Jay’s appearance as Kanye wasn’t the only part of the fashion show that made waves on the internet. Right after Jay walked, Fred Beyer, a YouTuber known for making outrageous prank videos, crashed the runway. Security tackled Beyer just moments after Jay departed, cutting short his time in the spotlight.
Saturday night’s fashion show was not the first time Jay has imitated West: He told the New York Jewish Week that he has been impersonating the rapper for nearly two decades, since West released his debut album, “The College Dropout,” in 2004.
“People hire me to do bar mitzvahs, birthday parties, corporate events, meet and greets,” Jay said. “Everywhere I go, I’m getting mistaken as Kanye West.” In fact, Jay appeared as a stand-in for West in the music video for Jewish rapper Drake’s 2015 song “Energy.”
The similarities between the two men don’t stop at looks. Both are 46 years old and hail from the Midwest — West from Chicago and Jay from Detroit. “We are like two different dimensions on the same earth,” Jay told the New York Jewish Week, adding that West has never contacted him about his videos and the two have never met.
After West went viral for his antisemitic outburst, he faced swift backlash, losing a lucrative partnership with Adidas and getting banned from Twitter until Elon Musk bought the platform.
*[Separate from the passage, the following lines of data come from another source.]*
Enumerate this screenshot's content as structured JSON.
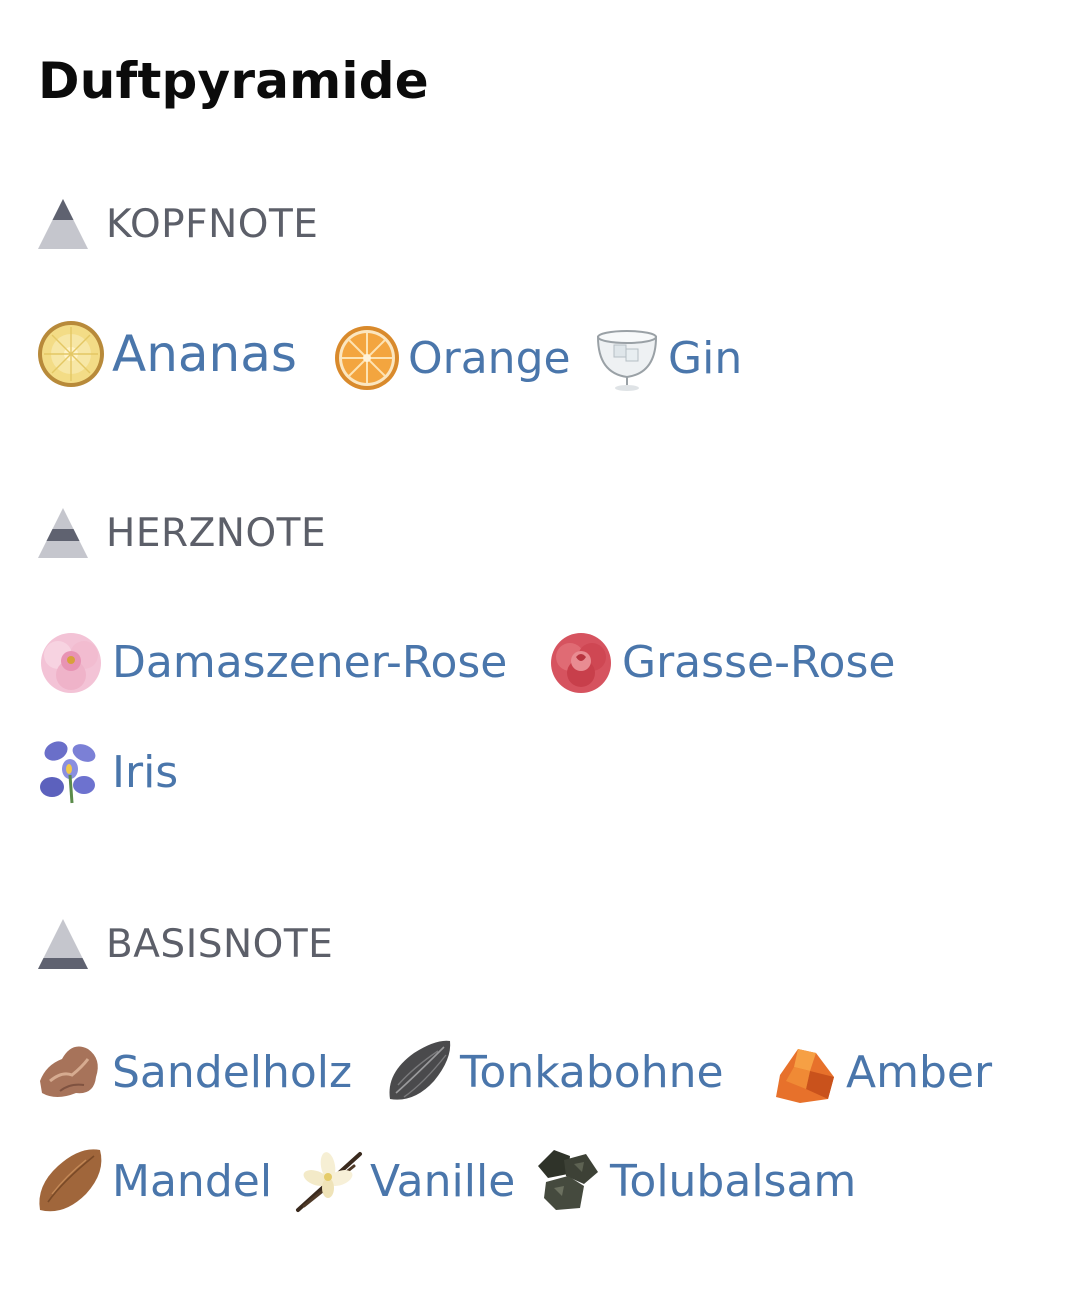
{
  "title": "Duftpyramide",
  "colors": {
    "link": "#4a76ab",
    "section_label": "#5c5f69",
    "pyramid_light": "#c5c6cd",
    "pyramid_dark": "#5f6270"
  },
  "sections": [
    {
      "label": "KOPFNOTE",
      "pyramid_icon": "pyramid-top-icon",
      "notes": [
        {
          "name": "Ananas",
          "icon": "pineapple-icon"
        },
        {
          "name": "Orange",
          "icon": "orange-slice-icon"
        },
        {
          "name": "Gin",
          "icon": "gin-glass-icon"
        }
      ]
    },
    {
      "label": "HERZNOTE",
      "pyramid_icon": "pyramid-middle-icon",
      "notes": [
        {
          "name": "Damaszener-Rose",
          "icon": "pink-rose-icon"
        },
        {
          "name": "Grasse-Rose",
          "icon": "red-rose-icon"
        },
        {
          "name": "Iris",
          "icon": "iris-flower-icon"
        }
      ]
    },
    {
      "label": "BASISNOTE",
      "pyramid_icon": "pyramid-base-icon",
      "notes": [
        {
          "name": "Sandelholz",
          "icon": "sandalwood-icon"
        },
        {
          "name": "Tonkabohne",
          "icon": "tonka-bean-icon"
        },
        {
          "name": "Amber",
          "icon": "amber-icon"
        },
        {
          "name": "Mandel",
          "icon": "almond-icon"
        },
        {
          "name": "Vanille",
          "icon": "vanilla-icon"
        },
        {
          "name": "Tolubalsam",
          "icon": "tolu-balsam-icon"
        }
      ]
    }
  ]
}
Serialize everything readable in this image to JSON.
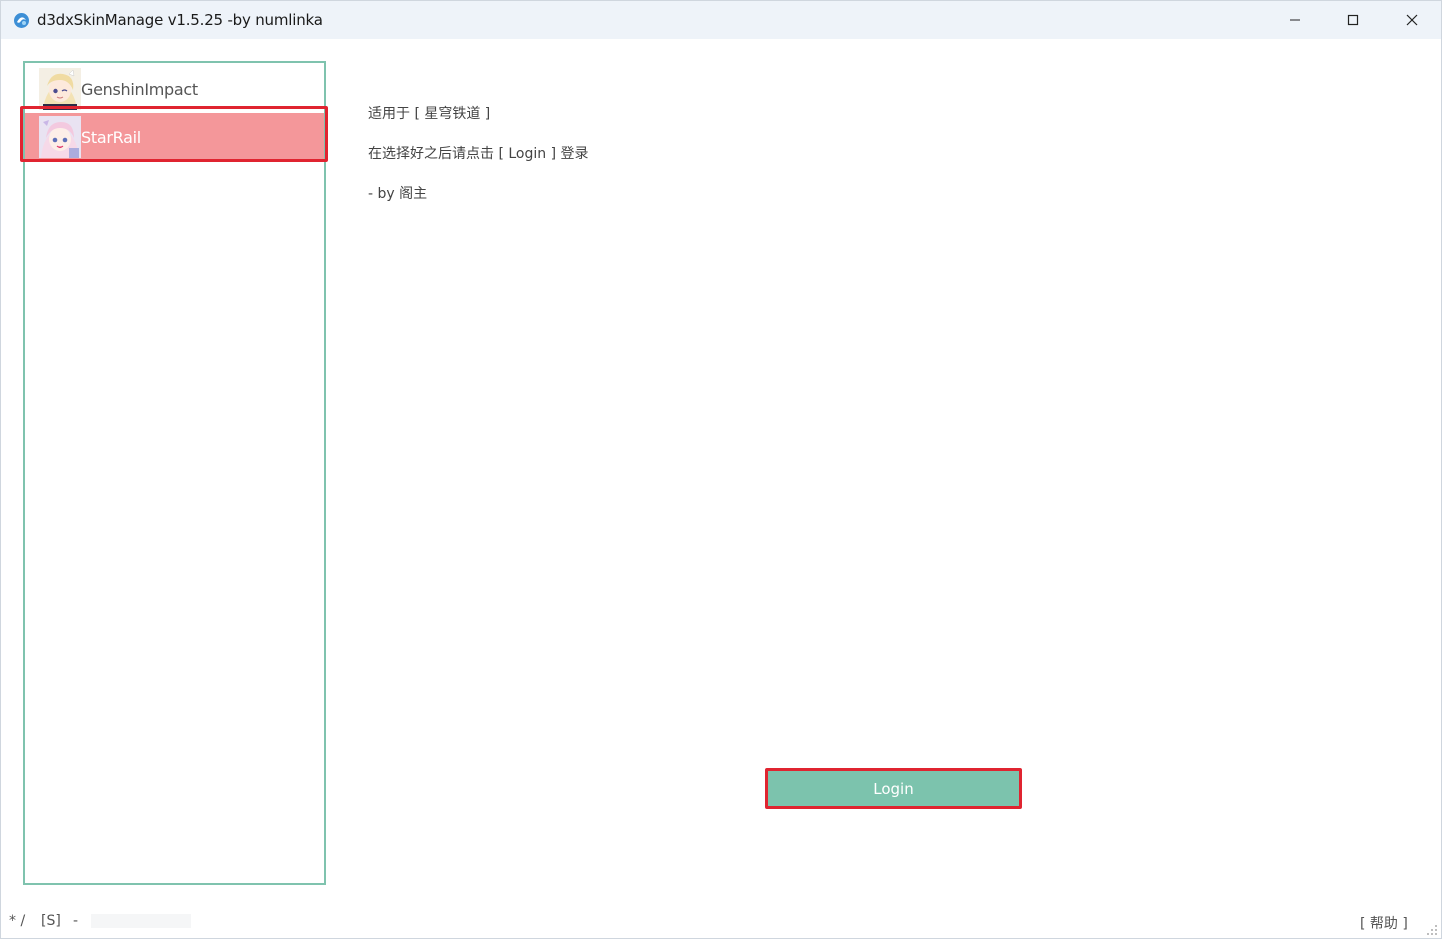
{
  "window": {
    "title": "d3dxSkinManage v1.5.25 -by numlinka"
  },
  "games": [
    {
      "label": "GenshinImpact",
      "avatar_icon": "genshin-character-avatar",
      "selected": false
    },
    {
      "label": "StarRail",
      "avatar_icon": "starrail-character-avatar",
      "selected": true
    }
  ],
  "info": {
    "line1": "适用于 [ 星穹铁道 ]",
    "line2": "在选择好之后请点击 [ Login ] 登录",
    "line3": "- by 阁主"
  },
  "login_label": "Login",
  "status": {
    "s1": "* /",
    "s2": "[S]",
    "s3": "-"
  },
  "help_label": "[ 帮助 ]",
  "colors": {
    "accent": "#7cc3ad",
    "selected_row": "#f4979a",
    "highlight": "#e02430"
  }
}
Jay said that he lost some gigs because venues did not want to associate with the rapper.
When asked for his thoughts on Kanye’s recent words and actions, Jay said, “I would like to create a world where different races are wearing each other’s ‘Lives Matter’ shirts,” he said. “Black people wearing ‘Jewish Lives Matter; Jewish people wearing ‘Black Lives Matter’; Asian people wearing ‘Jewish Lives Matter.’”
Though West has used his massive influence to traffic in conspiracy theories, such as saying that the Holocaust did not happen and that “slavery was a choice,” Jay channels his Kanye-like appearance for causes he cares about. “I feel like because I look like Kanye West, I’m at an advantage to spread the message and to fill in the gaps that Kanye West is not able to fill in,” he said.
His day job is serving as the director of the eponymous Baron Jay Foundation, which he founded in 2002 with the aim of empowering underprivileged youth in the Los Angeles area, where he now lives.
“I really am able to resonate with these kids more and get them to trust me because I look like Kanye,” he said. He said he puts the proceeds he makes doing gigs as Kanye West back into his foundation.
For now, however, Jay is currently still in New York City, where he will perform Monday night in a “Jay-Z & Kanye West Hip-Hop Legends Tribute Show” at the 333 Lounge in Park Slope.
On X, the platform previously called Twitter, a screenshot of the outfit is circulating from user Yaakov Langer, a Jewish podcaster whose tweet incorrectly stated that West is the one who wore the “Jewish Lives Matter” shirt. Users joked that the image seemed slightly off.
“This is Kanye East….” one responded.
“That’s Kanye Ma’arav,” another said, using the Hebrew word for West.